**What you are asked to do:** Output the data as it stands. Each line must match exactly.

Segment Start: Entries supplied

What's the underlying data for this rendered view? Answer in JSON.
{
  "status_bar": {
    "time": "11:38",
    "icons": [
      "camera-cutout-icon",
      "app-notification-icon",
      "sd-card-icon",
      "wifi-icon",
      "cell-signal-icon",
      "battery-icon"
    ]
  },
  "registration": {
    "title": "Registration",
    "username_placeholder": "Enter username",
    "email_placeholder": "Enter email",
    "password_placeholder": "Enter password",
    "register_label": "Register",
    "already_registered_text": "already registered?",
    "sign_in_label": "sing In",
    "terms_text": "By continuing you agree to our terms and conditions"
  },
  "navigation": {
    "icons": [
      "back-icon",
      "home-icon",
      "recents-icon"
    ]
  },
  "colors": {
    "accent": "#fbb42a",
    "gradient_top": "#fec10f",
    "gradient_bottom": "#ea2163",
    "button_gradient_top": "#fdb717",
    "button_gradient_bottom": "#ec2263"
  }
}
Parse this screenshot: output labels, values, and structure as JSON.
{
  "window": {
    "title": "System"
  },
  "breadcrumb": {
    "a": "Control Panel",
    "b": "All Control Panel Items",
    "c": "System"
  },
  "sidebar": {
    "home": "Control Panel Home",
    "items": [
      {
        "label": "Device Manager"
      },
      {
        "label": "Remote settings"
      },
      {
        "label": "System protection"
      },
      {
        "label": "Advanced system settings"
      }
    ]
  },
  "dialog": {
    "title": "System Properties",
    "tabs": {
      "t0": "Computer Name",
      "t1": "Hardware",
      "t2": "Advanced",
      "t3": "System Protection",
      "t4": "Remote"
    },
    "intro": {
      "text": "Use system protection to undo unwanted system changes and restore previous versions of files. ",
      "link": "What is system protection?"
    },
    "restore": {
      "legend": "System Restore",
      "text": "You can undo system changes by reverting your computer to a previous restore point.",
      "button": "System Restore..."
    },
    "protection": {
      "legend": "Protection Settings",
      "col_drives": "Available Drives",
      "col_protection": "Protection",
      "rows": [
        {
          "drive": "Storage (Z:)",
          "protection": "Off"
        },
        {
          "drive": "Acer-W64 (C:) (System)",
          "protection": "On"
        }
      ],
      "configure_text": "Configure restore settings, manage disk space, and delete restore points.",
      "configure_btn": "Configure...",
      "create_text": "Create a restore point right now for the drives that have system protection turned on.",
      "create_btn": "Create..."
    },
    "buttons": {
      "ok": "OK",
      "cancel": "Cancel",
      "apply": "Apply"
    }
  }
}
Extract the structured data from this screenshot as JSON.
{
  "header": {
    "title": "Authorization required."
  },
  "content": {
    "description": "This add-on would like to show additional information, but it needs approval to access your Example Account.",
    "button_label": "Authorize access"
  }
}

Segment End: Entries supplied

**Written solution:**
What's the underlying data for this rendered view? Answer in JSON.
{
  "status_bar": {
    "time": "11:38",
    "icons": [
      "camera-cutout-icon",
      "app-notification-icon",
      "sd-card-icon",
      "wifi-icon",
      "cell-signal-icon",
      "battery-icon"
    ]
  },
  "registration": {
    "title": "Registration",
    "username_placeholder": "Enter username",
    "email_placeholder": "Enter email",
    "password_placeholder": "Enter password",
    "register_label": "Register",
    "already_registered_text": "already registered?",
    "sign_in_label": "sing In",
    "terms_text": "By continuing you agree to our terms and conditions"
  },
  "navigation": {
    "icons": [
      "back-icon",
      "home-icon",
      "recents-icon"
    ]
  },
  "colors": {
    "accent": "#fbb42a",
    "gradient_top": "#fec10f",
    "gradient_bottom": "#ea2163",
    "button_gradient_top": "#fdb717",
    "button_gradient_bottom": "#ec2263"
  }
}
Parse this screenshot: output labels, values, and structure as JSON.
{
  "window": {
    "title": "System"
  },
  "breadcrumb": {
    "a": "Control Panel",
    "b": "All Control Panel Items",
    "c": "System"
  },
  "sidebar": {
    "home": "Control Panel Home",
    "items": [
      {
        "label": "Device Manager"
      },
      {
        "label": "Remote settings"
      },
      {
        "label": "System protection"
      },
      {
        "label": "Advanced system settings"
      }
    ]
  },
  "dialog": {
    "title": "System Properties",
    "tabs": {
      "t0": "Computer Name",
      "t1": "Hardware",
      "t2": "Advanced",
      "t3": "System Protection",
      "t4": "Remote"
    },
    "intro": {
      "text": "Use system protection to undo unwanted system changes and restore previous versions of files. ",
      "link": "What is system protection?"
    },
    "restore": {
      "legend": "System Restore",
      "text": "You can undo system changes by reverting your computer to a previous restore point.",
      "button": "System Restore..."
    },
    "protection": {
      "legend": "Protection Settings",
      "col_drives": "Available Drives",
      "col_protection": "Protection",
      "rows": [
        {
          "drive": "Storage (Z:)",
          "protection": "Off"
        },
        {
          "drive": "Acer-W64 (C:) (System)",
          "protection": "On"
        }
      ],
      "configure_text": "Configure restore settings, manage disk space, and delete restore points.",
      "configure_btn": "Configure...",
      "create_text": "Create a restore point right now for the drives that have system protection turned on.",
      "create_btn": "Create..."
    },
    "buttons": {
      "ok": "OK",
      "cancel": "Cancel",
      "apply": "Apply"
    }
  }
}
Extract the structured data from this screenshot as JSON.
{
  "header": {
    "title": "Authorization required."
  },
  "content": {
    "description": "This add-on would like to show additional information, but it needs approval to access your Example Account.",
    "button_label": "Authorize access"
  }
}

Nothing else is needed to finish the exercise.